Keep in mind that every wood floor is connected to a subfloor, which is connected to the foundation of a home. While homes settle and shift over the years the hardwood floor follows suit. After a few sandings and a number of years your wood floors may be sanded to a thinner dimension in a hallway than in a bedroom, etc…

The salvaging process that we speak of is the removal and reassembly of an existing wood floor into a new area or home. When you remove and reassemble a floor that has been sanded multiple times, the true variances that are exascerbated by the settling process will be even greater. In reality when you reassemble a salvaged wood floor, there is an extreme amount of what we refer to as “over/under wood”. This greater amount of variance requires a greater amount of sanding in order to achieve a flat wood floor.

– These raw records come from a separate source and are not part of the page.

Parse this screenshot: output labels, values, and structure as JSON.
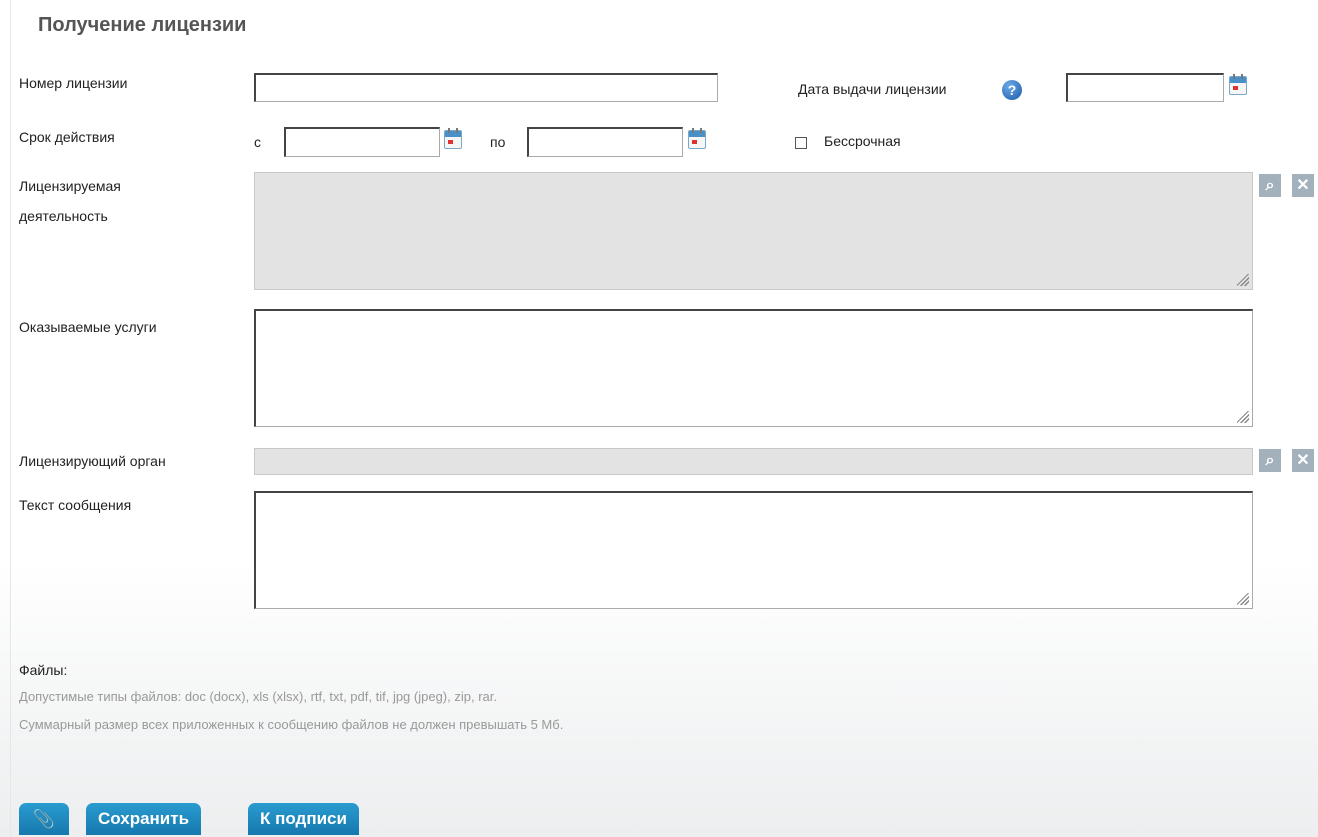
{
  "page": {
    "title": "Получение лицензии"
  },
  "form": {
    "license_number": {
      "label": "Номер лицензии",
      "value": ""
    },
    "issue_date": {
      "label": "Дата выдачи лицензии",
      "value": ""
    },
    "validity": {
      "label": "Срок действия",
      "from_label": "с",
      "to_label": "по",
      "from_value": "",
      "to_value": ""
    },
    "indefinite": {
      "label": "Бессрочная",
      "checked": false
    },
    "licensed_activity": {
      "label_line1": "Лицензируемая",
      "label_line2": "деятельность",
      "value": ""
    },
    "services": {
      "label": "Оказываемые услуги",
      "value": ""
    },
    "licensing_body": {
      "label": "Лицензирующий орган",
      "value": ""
    },
    "message_text": {
      "label": "Текст сообщения",
      "value": ""
    }
  },
  "files": {
    "label": "Файлы:",
    "allowed_types": "Допустимые типы файлов: doc (docx), xls (xlsx), rtf, txt, pdf, tif, jpg (jpeg), zip, rar.",
    "size_limit": "Суммарный размер всех приложенных к сообщению файлов не должен превышать 5 Мб."
  },
  "actions": {
    "save_label": "Сохранить",
    "sign_label": "К подписи"
  },
  "icons": {
    "help": "help-icon",
    "calendar": "calendar-icon",
    "search": "search-icon",
    "clear": "close-icon",
    "attach": "paperclip-icon"
  }
}
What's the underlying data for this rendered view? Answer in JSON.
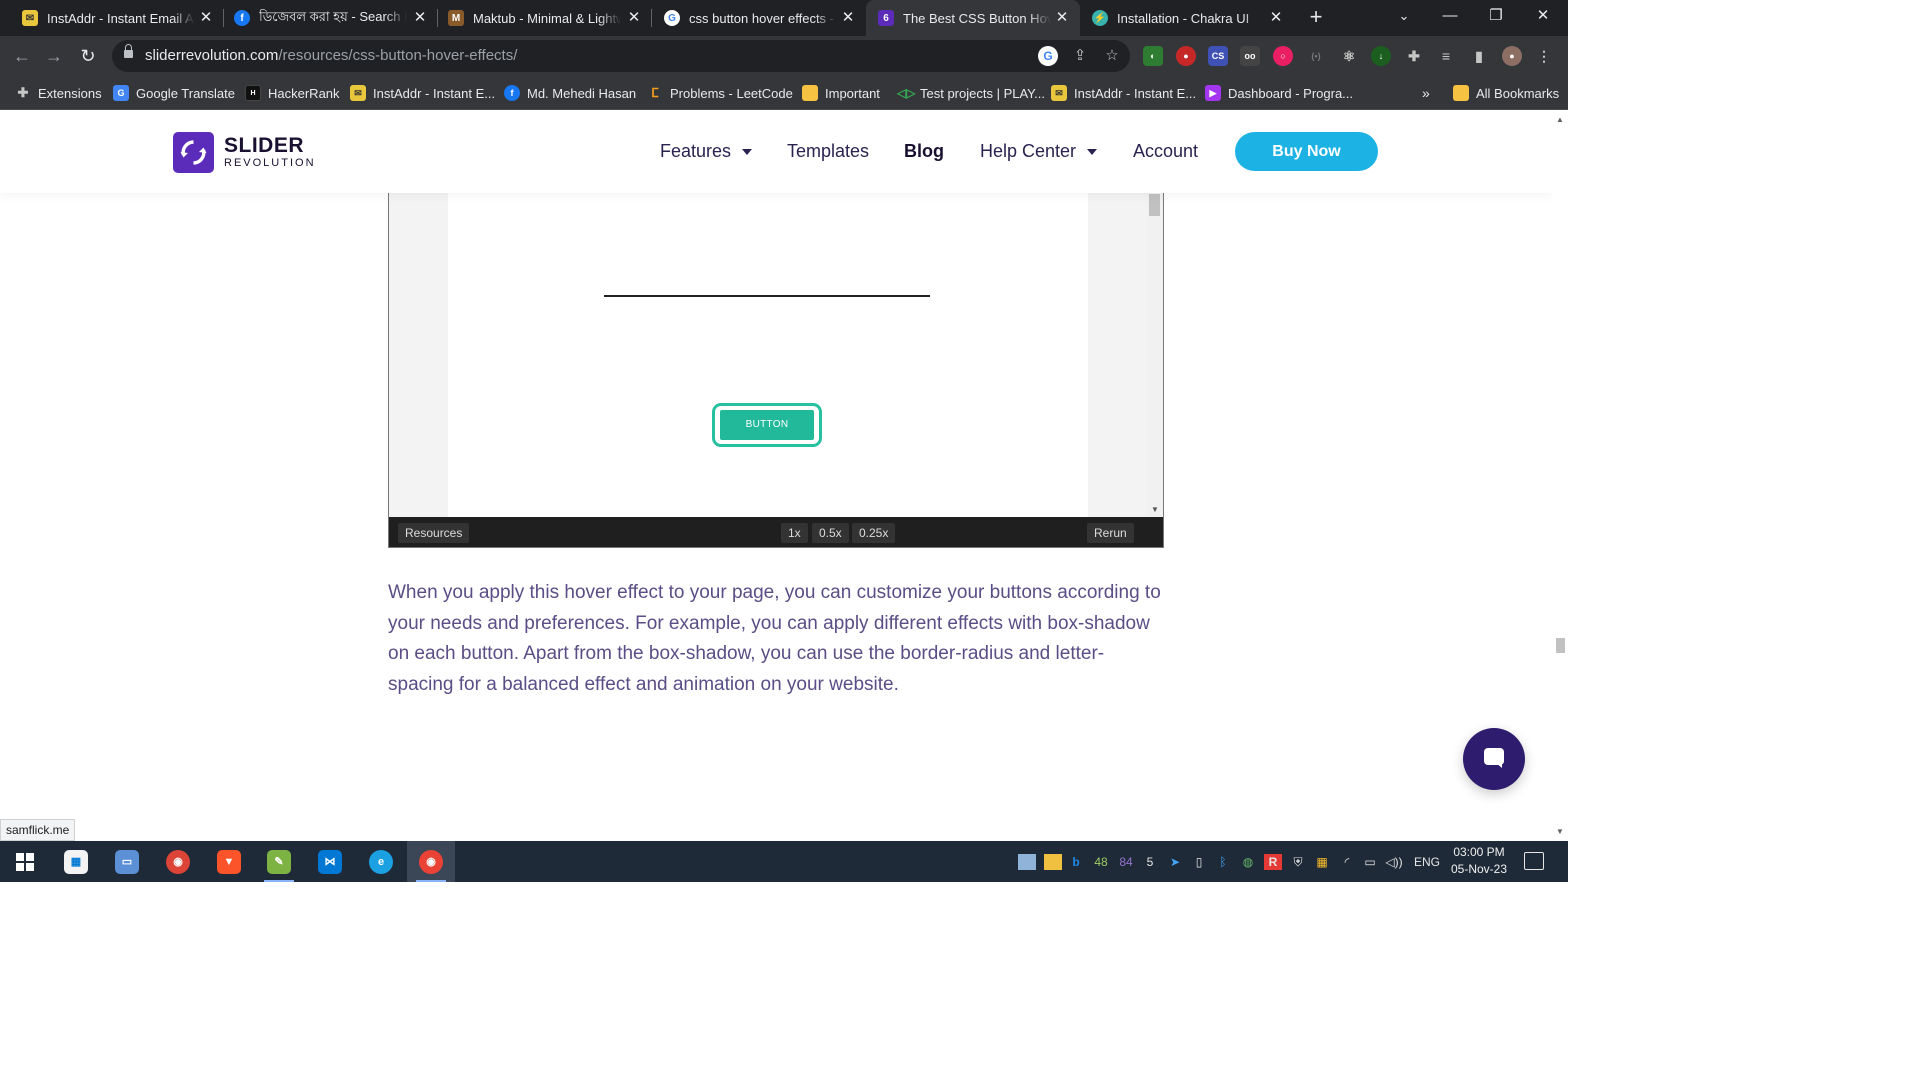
{
  "browser": {
    "tabs": [
      {
        "title": "InstAddr - Instant Email Ad",
        "icon": "instaddr-icon",
        "color": "#e8c73c"
      },
      {
        "title": "ডিজেবল করা হয় - Search F",
        "icon": "facebook-icon",
        "color": "#1877f2"
      },
      {
        "title": "Maktub - Minimal & Lightw",
        "icon": "maktub-icon",
        "color": "#8b5a2b"
      },
      {
        "title": "css button hover effects - G",
        "icon": "google-icon",
        "color": "#ffffff"
      },
      {
        "title": "The Best CSS Button Hover",
        "icon": "sliderrevolution-icon",
        "color": "#5b2bba"
      },
      {
        "title": "Installation - Chakra UI",
        "icon": "chakra-icon",
        "color": "#38b2ac"
      }
    ],
    "active_tab_index": 4,
    "url_domain": "sliderrevolution.com",
    "url_path": "/resources/css-button-hover-effects/",
    "bookmarks": [
      {
        "label": "Extensions",
        "icon": "puzzle-icon",
        "color": "#9aa0a6"
      },
      {
        "label": "Google Translate",
        "icon": "translate-icon",
        "color": "#4285f4"
      },
      {
        "label": "HackerRank",
        "icon": "hackerrank-icon",
        "color": "#111111"
      },
      {
        "label": "InstAddr - Instant E...",
        "icon": "instaddr-icon",
        "color": "#e8c73c"
      },
      {
        "label": "Md. Mehedi Hasan",
        "icon": "facebook-icon",
        "color": "#1877f2"
      },
      {
        "label": "Problems - LeetCode",
        "icon": "leetcode-icon",
        "color": "#f89f1b"
      },
      {
        "label": "Important",
        "icon": "folder-icon",
        "color": "#f5c242"
      },
      {
        "label": "Test projects | PLAY...",
        "icon": "play-icon",
        "color": "#34a853"
      },
      {
        "label": "InstAddr - Instant E...",
        "icon": "instaddr-icon",
        "color": "#e8c73c"
      },
      {
        "label": "Dashboard - Progra...",
        "icon": "dashboard-icon",
        "color": "#a435f0"
      }
    ],
    "bookmarks_overflow": "»",
    "all_bookmarks": "All Bookmarks",
    "status_url": "samflick.me"
  },
  "site": {
    "logo_line1": "SLIDER",
    "logo_line2": "REVOLUTION",
    "nav": {
      "features": "Features",
      "templates": "Templates",
      "blog": "Blog",
      "help_center": "Help Center",
      "account": "Account"
    },
    "buy_now": "Buy Now",
    "brand_color": "#5b2bba",
    "cta_color": "#1cb2e4"
  },
  "demo": {
    "button_label": "BUTTON",
    "resources": "Resources",
    "zoom_1x": "1x",
    "zoom_05x": "0.5x",
    "zoom_025x": "0.25x",
    "rerun": "Rerun",
    "accent_color": "#22b89a"
  },
  "article": {
    "paragraph": "When you apply this hover effect to your page, you can customize your buttons according to your needs and preferences. For example, you can apply different effects with box-shadow on each button. Apart from the box-shadow, you can use the border-radius and letter-spacing for a balanced effect and animation on your website."
  },
  "taskbar": {
    "tray_numbers": [
      "48",
      "84",
      "5"
    ],
    "language": "ENG",
    "time": "03:00 PM",
    "date": "05-Nov-23"
  }
}
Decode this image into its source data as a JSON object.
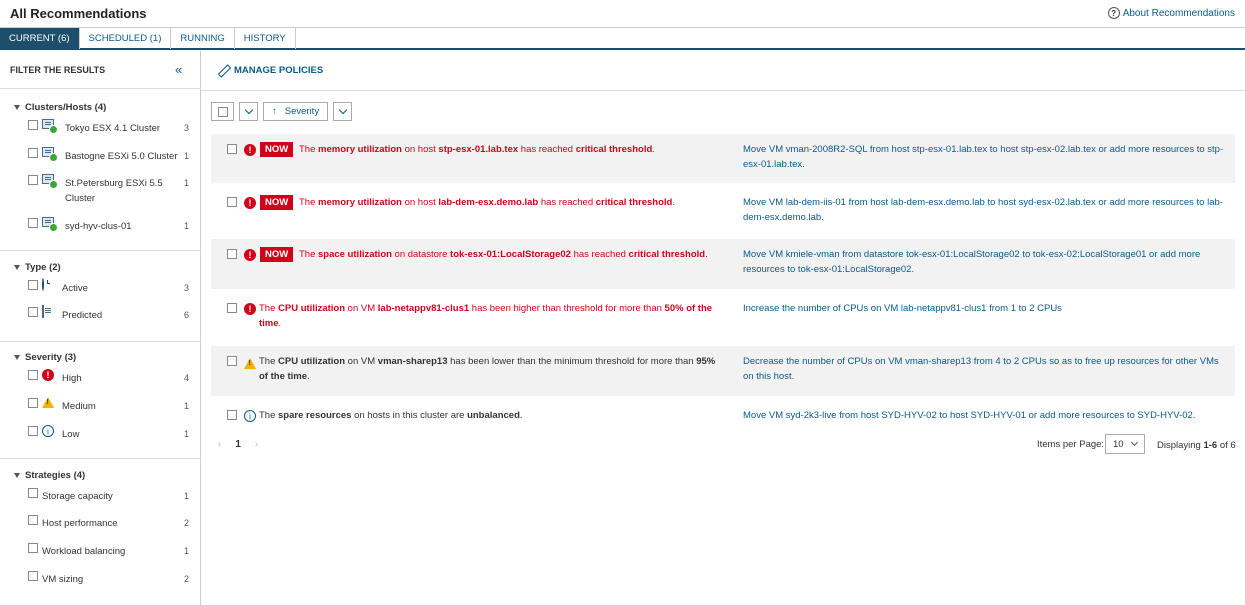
{
  "header": {
    "title": "All Recommendations",
    "about": "About Recommendations"
  },
  "tabs": [
    {
      "label": "CURRENT (6)",
      "active": true
    },
    {
      "label": "SCHEDULED (1)",
      "active": false
    },
    {
      "label": "RUNNING",
      "active": false
    },
    {
      "label": "HISTORY",
      "active": false
    }
  ],
  "sidebar": {
    "title": "FILTER THE RESULTS",
    "groups": {
      "clusters": {
        "title": "Clusters/Hosts (4)",
        "items": [
          {
            "label": "Tokyo ESX 4.1 Cluster",
            "count": "3"
          },
          {
            "label": "Bastogne ESXi 5.0 Cluster",
            "count": "1"
          },
          {
            "label": "St.Petersburg ESXi 5.5 Cluster",
            "count": "1"
          },
          {
            "label": "syd-hyv-clus-01",
            "count": "1"
          }
        ]
      },
      "type": {
        "title": "Type (2)",
        "items": [
          {
            "label": "Active",
            "count": "3"
          },
          {
            "label": "Predicted",
            "count": "6"
          }
        ]
      },
      "severity": {
        "title": "Severity (3)",
        "items": [
          {
            "label": "High",
            "count": "4"
          },
          {
            "label": "Medium",
            "count": "1"
          },
          {
            "label": "Low",
            "count": "1"
          }
        ]
      },
      "strategies": {
        "title": "Strategies (4)",
        "items": [
          {
            "label": "Storage capacity",
            "count": "1"
          },
          {
            "label": "Host performance",
            "count": "2"
          },
          {
            "label": "Workload balancing",
            "count": "1"
          },
          {
            "label": "VM sizing",
            "count": "2"
          }
        ]
      }
    }
  },
  "main": {
    "manage": "MANAGE POLICIES",
    "sort_label": "Severity",
    "now_badge": "NOW",
    "rows": [
      {
        "m": [
          "The ",
          "memory utilization",
          " on host ",
          "stp-esx-01.lab.tex",
          " has reached ",
          "critical threshold",
          "."
        ],
        "action": "Move VM vman-2008R2-SQL from host stp-esx-01.lab.tex to host stp-esx-02.lab.tex or add more resources to stp-esx-01.lab.tex."
      },
      {
        "m": [
          "The ",
          "memory utilization",
          " on host ",
          "lab-dem-esx.demo.lab",
          " has reached ",
          "critical threshold",
          "."
        ],
        "action": "Move VM lab-dem-iis-01 from host lab-dem-esx.demo.lab to host syd-esx-02.lab.tex or add more resources to lab-dem-esx.demo.lab."
      },
      {
        "m": [
          "The ",
          "space utilization",
          " on datastore ",
          "tok-esx-01:LocalStorage02",
          " has reached ",
          "critical threshold",
          "."
        ],
        "action": "Move VM kmiele-vman from datastore tok-esx-01:LocalStorage02 to tok-esx-02:LocalStorage01 or add more resources to tok-esx-01:LocalStorage02."
      },
      {
        "m": [
          "The ",
          "CPU utilization",
          " on VM ",
          "lab-netappv81-clus1",
          " has been higher than threshold for more than ",
          "50% of the time",
          "."
        ],
        "action": "Increase the number of CPUs on VM lab-netappv81-clus1 from 1 to 2 CPUs"
      },
      {
        "m": [
          "The ",
          "CPU utilization",
          " on VM ",
          "vman-sharep13",
          " has been lower than the minimum threshold for more than ",
          "95% of the time",
          "."
        ],
        "action": "Decrease the number of CPUs on VM vman-sharep13 from 4 to 2 CPUs so as to free up resources for other VMs on this host."
      },
      {
        "m": [
          "The ",
          "spare resources",
          " on hosts in this cluster are ",
          "unbalanced",
          "."
        ],
        "action": "Move VM syd-2k3-live from host SYD-HYV-02 to host SYD-HYV-01 or add more resources to SYD-HYV-02."
      }
    ],
    "pager": {
      "prev": "‹",
      "page": "1",
      "next": "›"
    },
    "items_per_page_label": "Items per Page:",
    "items_per_page_value": "10",
    "displaying": {
      "prefix": "Displaying ",
      "range": "1-6",
      "suffix": " of 6"
    }
  }
}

So what does all of this mean? If you install a salvaged wood floor in your home the consequences are good for the environment and possibly bad because you will need to pay more for the floor to be sanded because there is more effort to remove the necessary material to achieve a flat floor. A second consequence of the additional sanding efforts is that your floor will be closer to the end of its lifespan. This is especially important because with all of the interest in people requesting salvaged wood floors these days, after sanding I am seeing floors that literally have no more sandings available because there is virtually a paper thin wear layer remaining.

It is most important for me as an ethical wood flooring professional to advise you that salvaged wood floors have a lesser value for the life cycle of your project because of the greater reduction in wear layer. If you choose to use salvaged flooring, then I have two suggestions. The first suggestion is to either remill the flooring material or have flooring milled from dimensional lumber. The other suggestion is that if you choose to reuse salvaged flooring material without doing a remilling that you adhere to a very strict maintenance schedule of recoating the finish on your floor. This will greatly prolong the life of the wear layer of your floor and add more value to your efforts.